of materials for new informational kiosks installed on roads leading
into the new areas of the Monument; and publication of several new and
revised park informational materials.
- Completed a project for a new educational web site entitled
"Visit the Moon Without Leaving Idaho" targeting middle school
and high school level students across the country.
CRATERS OF THE MOON NATURAL HISTORY ASSOCIATION
In response to the expansion of the Monument the Board of Directors
voted to increase its number from six to twelve directors, representing
a much broader geographic area. The Association donated $10,000 to the
NPS for Monument projects, in addition to providing visitor services
valued at $30,000. With the drop in visitation this year, sales were
also down noticeably.
VISITOR AND RESOURCE PROTECTION
In a continuing effort to provide for visitor and employee safety, a
team of cave experts examined the front-country caves most frequented by
visitors. As a result we closed portions of these caves to public
access and provided visitors with more information on exploring caves
We entered into an agreement with the BLM to coordinate our wildland
fire protection and suppression efforts more closely and efficiently.
It was a relatively quiet year for fires with only two fires within the
NPS portion of the Monument and less than two acres burned.
FACILITY DEVELOPMENT AND MAINTENANCE
In addition to routine, ongoing maintenance of grounds and
facilities, a number of projects to improve the visitor experience and
to help protect park resources were completed or initiated this
- Replaced the pit toilets in the group campground with pre-fabricated

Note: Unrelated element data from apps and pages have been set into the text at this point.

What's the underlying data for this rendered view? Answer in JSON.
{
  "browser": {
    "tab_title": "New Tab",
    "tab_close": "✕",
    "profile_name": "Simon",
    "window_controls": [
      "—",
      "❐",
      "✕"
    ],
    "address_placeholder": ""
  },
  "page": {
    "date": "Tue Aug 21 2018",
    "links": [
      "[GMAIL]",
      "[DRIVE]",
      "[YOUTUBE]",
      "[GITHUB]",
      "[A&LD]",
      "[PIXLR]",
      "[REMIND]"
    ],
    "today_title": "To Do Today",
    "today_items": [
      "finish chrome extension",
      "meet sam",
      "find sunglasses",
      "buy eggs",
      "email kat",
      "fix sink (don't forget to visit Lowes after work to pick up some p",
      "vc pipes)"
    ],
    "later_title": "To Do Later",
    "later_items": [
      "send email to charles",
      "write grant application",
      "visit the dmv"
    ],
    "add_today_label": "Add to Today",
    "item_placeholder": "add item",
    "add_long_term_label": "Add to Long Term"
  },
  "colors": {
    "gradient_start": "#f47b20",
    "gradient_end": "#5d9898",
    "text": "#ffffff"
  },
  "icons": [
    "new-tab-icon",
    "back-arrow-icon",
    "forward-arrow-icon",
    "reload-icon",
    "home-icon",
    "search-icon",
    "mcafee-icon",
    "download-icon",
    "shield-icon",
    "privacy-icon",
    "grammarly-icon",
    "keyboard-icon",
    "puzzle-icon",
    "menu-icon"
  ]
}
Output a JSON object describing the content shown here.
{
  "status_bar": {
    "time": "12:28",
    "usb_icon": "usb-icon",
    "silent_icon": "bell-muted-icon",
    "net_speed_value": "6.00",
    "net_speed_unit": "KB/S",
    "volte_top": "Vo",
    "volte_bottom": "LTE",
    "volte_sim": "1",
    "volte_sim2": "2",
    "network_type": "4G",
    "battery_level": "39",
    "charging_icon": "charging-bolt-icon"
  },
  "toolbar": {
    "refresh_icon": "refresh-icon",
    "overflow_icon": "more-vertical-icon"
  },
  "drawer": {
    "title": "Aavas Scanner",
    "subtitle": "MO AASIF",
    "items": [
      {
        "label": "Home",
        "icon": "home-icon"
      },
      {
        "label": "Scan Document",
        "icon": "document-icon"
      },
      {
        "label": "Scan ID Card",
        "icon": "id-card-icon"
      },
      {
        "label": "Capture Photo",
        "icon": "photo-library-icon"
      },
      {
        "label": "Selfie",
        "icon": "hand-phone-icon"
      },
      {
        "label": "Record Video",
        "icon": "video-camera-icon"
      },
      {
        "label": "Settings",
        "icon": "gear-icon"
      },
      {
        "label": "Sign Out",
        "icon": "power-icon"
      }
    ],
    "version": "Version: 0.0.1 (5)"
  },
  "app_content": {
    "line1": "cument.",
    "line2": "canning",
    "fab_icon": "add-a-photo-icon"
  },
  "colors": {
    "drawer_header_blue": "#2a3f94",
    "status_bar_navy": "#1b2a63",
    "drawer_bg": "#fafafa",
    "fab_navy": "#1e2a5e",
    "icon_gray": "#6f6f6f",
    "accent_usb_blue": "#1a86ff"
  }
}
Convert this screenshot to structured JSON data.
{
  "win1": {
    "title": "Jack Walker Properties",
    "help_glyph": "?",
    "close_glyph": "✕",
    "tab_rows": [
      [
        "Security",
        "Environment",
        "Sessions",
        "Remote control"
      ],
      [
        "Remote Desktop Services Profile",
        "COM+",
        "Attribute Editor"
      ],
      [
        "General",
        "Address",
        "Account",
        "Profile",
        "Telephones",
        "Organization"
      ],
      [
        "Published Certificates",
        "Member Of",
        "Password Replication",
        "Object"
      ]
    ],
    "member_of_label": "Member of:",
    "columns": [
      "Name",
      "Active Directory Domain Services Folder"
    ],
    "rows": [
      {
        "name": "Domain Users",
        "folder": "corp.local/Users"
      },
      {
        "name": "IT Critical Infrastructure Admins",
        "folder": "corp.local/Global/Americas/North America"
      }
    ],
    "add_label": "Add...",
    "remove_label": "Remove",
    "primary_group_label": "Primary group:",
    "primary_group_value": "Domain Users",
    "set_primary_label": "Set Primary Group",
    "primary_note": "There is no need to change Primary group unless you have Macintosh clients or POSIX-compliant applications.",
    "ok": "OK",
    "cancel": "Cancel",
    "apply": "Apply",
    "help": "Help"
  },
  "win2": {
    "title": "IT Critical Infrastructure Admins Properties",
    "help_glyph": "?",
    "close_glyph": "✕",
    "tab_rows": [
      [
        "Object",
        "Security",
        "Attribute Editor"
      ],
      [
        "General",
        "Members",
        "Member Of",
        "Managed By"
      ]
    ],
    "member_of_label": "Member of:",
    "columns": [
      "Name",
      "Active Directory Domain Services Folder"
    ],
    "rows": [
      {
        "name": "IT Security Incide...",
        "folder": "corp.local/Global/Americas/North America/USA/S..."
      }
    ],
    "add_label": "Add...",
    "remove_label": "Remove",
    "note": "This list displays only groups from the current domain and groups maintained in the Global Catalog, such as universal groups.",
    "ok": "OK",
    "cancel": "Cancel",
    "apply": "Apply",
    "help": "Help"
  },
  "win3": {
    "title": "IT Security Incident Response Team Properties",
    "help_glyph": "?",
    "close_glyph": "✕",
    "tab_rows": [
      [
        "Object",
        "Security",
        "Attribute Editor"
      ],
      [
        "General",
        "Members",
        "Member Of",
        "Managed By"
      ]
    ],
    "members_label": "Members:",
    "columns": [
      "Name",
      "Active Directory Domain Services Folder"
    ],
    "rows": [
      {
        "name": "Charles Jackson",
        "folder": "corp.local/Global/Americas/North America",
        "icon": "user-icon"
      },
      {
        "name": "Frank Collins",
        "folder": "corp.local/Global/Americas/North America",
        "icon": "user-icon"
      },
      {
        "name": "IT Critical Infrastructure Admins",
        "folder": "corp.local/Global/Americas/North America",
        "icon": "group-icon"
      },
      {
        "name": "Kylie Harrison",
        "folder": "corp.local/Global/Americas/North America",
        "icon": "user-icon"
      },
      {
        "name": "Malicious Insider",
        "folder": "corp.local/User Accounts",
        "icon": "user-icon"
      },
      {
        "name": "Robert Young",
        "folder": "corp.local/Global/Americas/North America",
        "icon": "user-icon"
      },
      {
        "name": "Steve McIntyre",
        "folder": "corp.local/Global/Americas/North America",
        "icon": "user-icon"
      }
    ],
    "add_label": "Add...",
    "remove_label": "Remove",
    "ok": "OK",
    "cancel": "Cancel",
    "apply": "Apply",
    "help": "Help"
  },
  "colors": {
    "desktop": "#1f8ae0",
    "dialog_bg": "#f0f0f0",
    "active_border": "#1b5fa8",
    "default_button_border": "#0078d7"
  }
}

- Constructed new trail; rehabilitated old trail; and constructed a
viewing area on the Broken Top Loop Trail, an intended
educational-emphasis trail for school group use.
- Modified doors into the visitor center to improve
- Provided construction supervision, labor and coordination for the
first phase of a major rehabilitation of the park's potable water
system including replacing and burying two miles of waterline,
installing flow meters, and drilling a new well.
- Replaced carpet in the visitor center lobby and exhibit room.